## Exercise description
Would you write out all of the records that follow, exactly as they stand?

─── Records shown

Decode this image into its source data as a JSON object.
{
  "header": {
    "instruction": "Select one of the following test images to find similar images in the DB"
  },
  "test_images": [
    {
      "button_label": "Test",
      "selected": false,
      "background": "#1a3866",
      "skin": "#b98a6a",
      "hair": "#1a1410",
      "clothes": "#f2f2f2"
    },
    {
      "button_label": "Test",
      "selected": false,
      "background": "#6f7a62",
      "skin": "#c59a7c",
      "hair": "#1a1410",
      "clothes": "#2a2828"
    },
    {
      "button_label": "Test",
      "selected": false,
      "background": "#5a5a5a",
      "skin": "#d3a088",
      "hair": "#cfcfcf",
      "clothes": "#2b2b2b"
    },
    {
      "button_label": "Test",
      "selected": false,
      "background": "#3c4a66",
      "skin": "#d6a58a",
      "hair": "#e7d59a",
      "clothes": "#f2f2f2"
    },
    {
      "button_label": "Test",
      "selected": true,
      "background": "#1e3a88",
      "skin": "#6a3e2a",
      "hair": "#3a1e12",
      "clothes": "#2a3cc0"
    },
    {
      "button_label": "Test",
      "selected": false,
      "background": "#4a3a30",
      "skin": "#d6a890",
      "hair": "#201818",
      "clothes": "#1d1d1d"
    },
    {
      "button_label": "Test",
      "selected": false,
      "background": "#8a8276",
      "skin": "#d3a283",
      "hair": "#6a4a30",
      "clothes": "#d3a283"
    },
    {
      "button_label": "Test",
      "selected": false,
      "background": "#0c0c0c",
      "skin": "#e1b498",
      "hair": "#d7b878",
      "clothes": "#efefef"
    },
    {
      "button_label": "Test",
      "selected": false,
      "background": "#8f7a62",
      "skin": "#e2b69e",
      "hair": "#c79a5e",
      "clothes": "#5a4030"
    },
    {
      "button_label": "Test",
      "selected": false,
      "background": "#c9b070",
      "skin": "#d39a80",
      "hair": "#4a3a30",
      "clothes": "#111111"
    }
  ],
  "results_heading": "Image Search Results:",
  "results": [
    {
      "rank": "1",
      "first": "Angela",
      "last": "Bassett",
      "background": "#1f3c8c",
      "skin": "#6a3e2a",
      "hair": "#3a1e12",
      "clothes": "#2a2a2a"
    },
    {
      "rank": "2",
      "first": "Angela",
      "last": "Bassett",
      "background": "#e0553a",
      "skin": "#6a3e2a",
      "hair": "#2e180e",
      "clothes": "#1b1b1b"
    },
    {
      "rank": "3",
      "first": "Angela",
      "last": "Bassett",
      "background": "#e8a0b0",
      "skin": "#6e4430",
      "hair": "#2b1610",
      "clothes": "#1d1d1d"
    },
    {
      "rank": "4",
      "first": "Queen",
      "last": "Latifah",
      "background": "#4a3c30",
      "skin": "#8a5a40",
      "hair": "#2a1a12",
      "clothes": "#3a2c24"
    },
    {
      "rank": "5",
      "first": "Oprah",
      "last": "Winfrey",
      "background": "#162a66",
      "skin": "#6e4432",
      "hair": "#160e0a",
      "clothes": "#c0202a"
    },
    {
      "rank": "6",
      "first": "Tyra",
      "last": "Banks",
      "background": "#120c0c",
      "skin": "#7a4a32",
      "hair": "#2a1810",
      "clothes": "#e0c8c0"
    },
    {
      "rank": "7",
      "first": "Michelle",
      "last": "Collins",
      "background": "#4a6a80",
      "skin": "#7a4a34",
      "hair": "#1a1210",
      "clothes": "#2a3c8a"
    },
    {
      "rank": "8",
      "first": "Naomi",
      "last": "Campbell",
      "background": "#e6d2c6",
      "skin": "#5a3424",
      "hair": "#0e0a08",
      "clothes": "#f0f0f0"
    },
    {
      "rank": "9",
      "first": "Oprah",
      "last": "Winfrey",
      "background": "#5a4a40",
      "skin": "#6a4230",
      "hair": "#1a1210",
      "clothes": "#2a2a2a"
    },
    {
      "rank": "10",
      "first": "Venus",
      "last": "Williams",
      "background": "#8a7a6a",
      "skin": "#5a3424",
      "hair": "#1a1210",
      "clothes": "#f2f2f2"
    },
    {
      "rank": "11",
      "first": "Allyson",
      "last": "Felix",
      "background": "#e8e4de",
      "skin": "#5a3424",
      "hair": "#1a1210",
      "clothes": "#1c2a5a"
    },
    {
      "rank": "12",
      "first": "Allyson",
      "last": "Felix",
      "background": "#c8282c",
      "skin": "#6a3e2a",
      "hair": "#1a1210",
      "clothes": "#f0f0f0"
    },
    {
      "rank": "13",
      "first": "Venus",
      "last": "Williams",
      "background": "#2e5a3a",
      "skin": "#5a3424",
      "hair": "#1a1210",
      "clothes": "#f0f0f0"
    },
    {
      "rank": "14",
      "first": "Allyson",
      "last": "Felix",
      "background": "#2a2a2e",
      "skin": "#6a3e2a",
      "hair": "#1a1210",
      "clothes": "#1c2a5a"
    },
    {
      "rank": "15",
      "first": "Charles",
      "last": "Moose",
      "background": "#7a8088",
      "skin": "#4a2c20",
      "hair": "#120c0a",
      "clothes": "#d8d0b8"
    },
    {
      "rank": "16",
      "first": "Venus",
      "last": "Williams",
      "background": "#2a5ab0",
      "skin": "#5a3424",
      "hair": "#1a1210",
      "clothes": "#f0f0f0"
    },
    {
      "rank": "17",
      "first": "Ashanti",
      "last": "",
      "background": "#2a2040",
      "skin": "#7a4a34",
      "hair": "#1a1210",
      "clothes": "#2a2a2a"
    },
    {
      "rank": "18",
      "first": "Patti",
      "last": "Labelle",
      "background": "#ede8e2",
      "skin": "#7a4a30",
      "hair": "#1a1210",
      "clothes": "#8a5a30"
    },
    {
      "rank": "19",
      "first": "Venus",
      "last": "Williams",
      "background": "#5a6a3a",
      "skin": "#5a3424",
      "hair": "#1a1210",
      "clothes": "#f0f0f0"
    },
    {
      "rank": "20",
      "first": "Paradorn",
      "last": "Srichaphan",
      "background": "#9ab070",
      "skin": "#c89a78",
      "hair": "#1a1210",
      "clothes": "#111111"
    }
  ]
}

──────

## Response to the task
Decode this image into its source data as a JSON object.
{
  "header": {
    "instruction": "Select one of the following test images to find similar images in the DB"
  },
  "test_images": [
    {
      "button_label": "Test",
      "selected": false,
      "background": "#1a3866",
      "skin": "#b98a6a",
      "hair": "#1a1410",
      "clothes": "#f2f2f2"
    },
    {
      "button_label": "Test",
      "selected": false,
      "background": "#6f7a62",
      "skin": "#c59a7c",
      "hair": "#1a1410",
      "clothes": "#2a2828"
    },
    {
      "button_label": "Test",
      "selected": false,
      "background": "#5a5a5a",
      "skin": "#d3a088",
      "hair": "#cfcfcf",
      "clothes": "#2b2b2b"
    },
    {
      "button_label": "Test",
      "selected": false,
      "background": "#3c4a66",
      "skin": "#d6a58a",
      "hair": "#e7d59a",
      "clothes": "#f2f2f2"
    },
    {
      "button_label": "Test",
      "selected": true,
      "background": "#1e3a88",
      "skin": "#6a3e2a",
      "hair": "#3a1e12",
      "clothes": "#2a3cc0"
    },
    {
      "button_label": "Test",
      "selected": false,
      "background": "#4a3a30",
      "skin": "#d6a890",
      "hair": "#201818",
      "clothes": "#1d1d1d"
    },
    {
      "button_label": "Test",
      "selected": false,
      "background": "#8a8276",
      "skin": "#d3a283",
      "hair": "#6a4a30",
      "clothes": "#d3a283"
    },
    {
      "button_label": "Test",
      "selected": false,
      "background": "#0c0c0c",
      "skin": "#e1b498",
      "hair": "#d7b878",
      "clothes": "#efefef"
    },
    {
      "button_label": "Test",
      "selected": false,
      "background": "#8f7a62",
      "skin": "#e2b69e",
      "hair": "#c79a5e",
      "clothes": "#5a4030"
    },
    {
      "button_label": "Test",
      "selected": false,
      "background": "#c9b070",
      "skin": "#d39a80",
      "hair": "#4a3a30",
      "clothes": "#111111"
    }
  ],
  "results_heading": "Image Search Results:",
  "results": [
    {
      "rank": "1",
      "first": "Angela",
      "last": "Bassett",
      "background": "#1f3c8c",
      "skin": "#6a3e2a",
      "hair": "#3a1e12",
      "clothes": "#2a2a2a"
    },
    {
      "rank": "2",
      "first": "Angela",
      "last": "Bassett",
      "background": "#e0553a",
      "skin": "#6a3e2a",
      "hair": "#2e180e",
      "clothes": "#1b1b1b"
    },
    {
      "rank": "3",
      "first": "Angela",
      "last": "Bassett",
      "background": "#e8a0b0",
      "skin": "#6e4430",
      "hair": "#2b1610",
      "clothes": "#1d1d1d"
    },
    {
      "rank": "4",
      "first": "Queen",
      "last": "Latifah",
      "background": "#4a3c30",
      "skin": "#8a5a40",
      "hair": "#2a1a12",
      "clothes": "#3a2c24"
    },
    {
      "rank": "5",
      "first": "Oprah",
      "last": "Winfrey",
      "background": "#162a66",
      "skin": "#6e4432",
      "hair": "#160e0a",
      "clothes": "#c0202a"
    },
    {
      "rank": "6",
      "first": "Tyra",
      "last": "Banks",
      "background": "#120c0c",
      "skin": "#7a4a32",
      "hair": "#2a1810",
      "clothes": "#e0c8c0"
    },
    {
      "rank": "7",
      "first": "Michelle",
      "last": "Collins",
      "background": "#4a6a80",
      "skin": "#7a4a34",
      "hair": "#1a1210",
      "clothes": "#2a3c8a"
    },
    {
      "rank": "8",
      "first": "Naomi",
      "last": "Campbell",
      "background": "#e6d2c6",
      "skin": "#5a3424",
      "hair": "#0e0a08",
      "clothes": "#f0f0f0"
    },
    {
      "rank": "9",
      "first": "Oprah",
      "last": "Winfrey",
      "background": "#5a4a40",
      "skin": "#6a4230",
      "hair": "#1a1210",
      "clothes": "#2a2a2a"
    },
    {
      "rank": "10",
      "first": "Venus",
      "last": "Williams",
      "background": "#8a7a6a",
      "skin": "#5a3424",
      "hair": "#1a1210",
      "clothes": "#f2f2f2"
    },
    {
      "rank": "11",
      "first": "Allyson",
      "last": "Felix",
      "background": "#e8e4de",
      "skin": "#5a3424",
      "hair": "#1a1210",
      "clothes": "#1c2a5a"
    },
    {
      "rank": "12",
      "first": "Allyson",
      "last": "Felix",
      "background": "#c8282c",
      "skin": "#6a3e2a",
      "hair": "#1a1210",
      "clothes": "#f0f0f0"
    },
    {
      "rank": "13",
      "first": "Venus",
      "last": "Williams",
      "background": "#2e5a3a",
      "skin": "#5a3424",
      "hair": "#1a1210",
      "clothes": "#f0f0f0"
    },
    {
      "rank": "14",
      "first": "Allyson",
      "last": "Felix",
      "background": "#2a2a2e",
      "skin": "#6a3e2a",
      "hair": "#1a1210",
      "clothes": "#1c2a5a"
    },
    {
      "rank": "15",
      "first": "Charles",
      "last": "Moose",
      "background": "#7a8088",
      "skin": "#4a2c20",
      "hair": "#120c0a",
      "clothes": "#d8d0b8"
    },
    {
      "rank": "16",
      "first": "Venus",
      "last": "Williams",
      "background": "#2a5ab0",
      "skin": "#5a3424",
      "hair": "#1a1210",
      "clothes": "#f0f0f0"
    },
    {
      "rank": "17",
      "first": "Ashanti",
      "last": "",
      "background": "#2a2040",
      "skin": "#7a4a34",
      "hair": "#1a1210",
      "clothes": "#2a2a2a"
    },
    {
      "rank": "18",
      "first": "Patti",
      "last": "Labelle",
      "background": "#ede8e2",
      "skin": "#7a4a30",
      "hair": "#1a1210",
      "clothes": "#8a5a30"
    },
    {
      "rank": "19",
      "first": "Venus",
      "last": "Williams",
      "background": "#5a6a3a",
      "skin": "#5a3424",
      "hair": "#1a1210",
      "clothes": "#f0f0f0"
    },
    {
      "rank": "20",
      "first": "Paradorn",
      "last": "Srichaphan",
      "background": "#9ab070",
      "skin": "#c89a78",
      "hair": "#1a1210",
      "clothes": "#111111"
    }
  ]
}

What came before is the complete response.